Records from a data collection:
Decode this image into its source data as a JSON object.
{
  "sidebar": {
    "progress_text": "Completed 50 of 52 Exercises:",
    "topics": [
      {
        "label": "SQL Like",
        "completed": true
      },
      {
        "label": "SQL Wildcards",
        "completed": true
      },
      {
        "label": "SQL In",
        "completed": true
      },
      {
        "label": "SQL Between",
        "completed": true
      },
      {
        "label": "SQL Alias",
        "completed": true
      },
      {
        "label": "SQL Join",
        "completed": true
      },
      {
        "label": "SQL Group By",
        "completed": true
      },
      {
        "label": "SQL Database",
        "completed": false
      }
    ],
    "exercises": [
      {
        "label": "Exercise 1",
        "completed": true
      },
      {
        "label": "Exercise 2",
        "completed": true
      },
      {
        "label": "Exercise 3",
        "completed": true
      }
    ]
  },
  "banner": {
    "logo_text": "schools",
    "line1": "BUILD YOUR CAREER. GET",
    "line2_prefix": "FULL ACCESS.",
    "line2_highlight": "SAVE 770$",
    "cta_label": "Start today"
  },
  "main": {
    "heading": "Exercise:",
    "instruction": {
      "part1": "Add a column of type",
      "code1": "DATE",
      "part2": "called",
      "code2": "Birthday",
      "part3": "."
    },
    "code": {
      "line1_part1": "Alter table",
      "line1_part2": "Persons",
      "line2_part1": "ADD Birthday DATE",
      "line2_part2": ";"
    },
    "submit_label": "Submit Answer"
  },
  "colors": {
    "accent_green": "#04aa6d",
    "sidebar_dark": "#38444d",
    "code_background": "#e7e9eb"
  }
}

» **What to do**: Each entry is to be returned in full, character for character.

» **Solution for this task**:
Decode this image into its source data as a JSON object.
{
  "sidebar": {
    "progress_text": "Completed 50 of 52 Exercises:",
    "topics": [
      {
        "label": "SQL Like",
        "completed": true
      },
      {
        "label": "SQL Wildcards",
        "completed": true
      },
      {
        "label": "SQL In",
        "completed": true
      },
      {
        "label": "SQL Between",
        "completed": true
      },
      {
        "label": "SQL Alias",
        "completed": true
      },
      {
        "label": "SQL Join",
        "completed": true
      },
      {
        "label": "SQL Group By",
        "completed": true
      },
      {
        "label": "SQL Database",
        "completed": false
      }
    ],
    "exercises": [
      {
        "label": "Exercise 1",
        "completed": true
      },
      {
        "label": "Exercise 2",
        "completed": true
      },
      {
        "label": "Exercise 3",
        "completed": true
      }
    ]
  },
  "banner": {
    "logo_text": "schools",
    "line1": "BUILD YOUR CAREER. GET",
    "line2_prefix": "FULL ACCESS.",
    "line2_highlight": "SAVE 770$",
    "cta_label": "Start today"
  },
  "main": {
    "heading": "Exercise:",
    "instruction": {
      "part1": "Add a column of type",
      "code1": "DATE",
      "part2": "called",
      "code2": "Birthday",
      "part3": "."
    },
    "code": {
      "line1_part1": "Alter table",
      "line1_part2": "Persons",
      "line2_part1": "ADD Birthday DATE",
      "line2_part2": ";"
    },
    "submit_label": "Submit Answer"
  },
  "colors": {
    "accent_green": "#04aa6d",
    "sidebar_dark": "#38444d",
    "code_background": "#e7e9eb"
  }
}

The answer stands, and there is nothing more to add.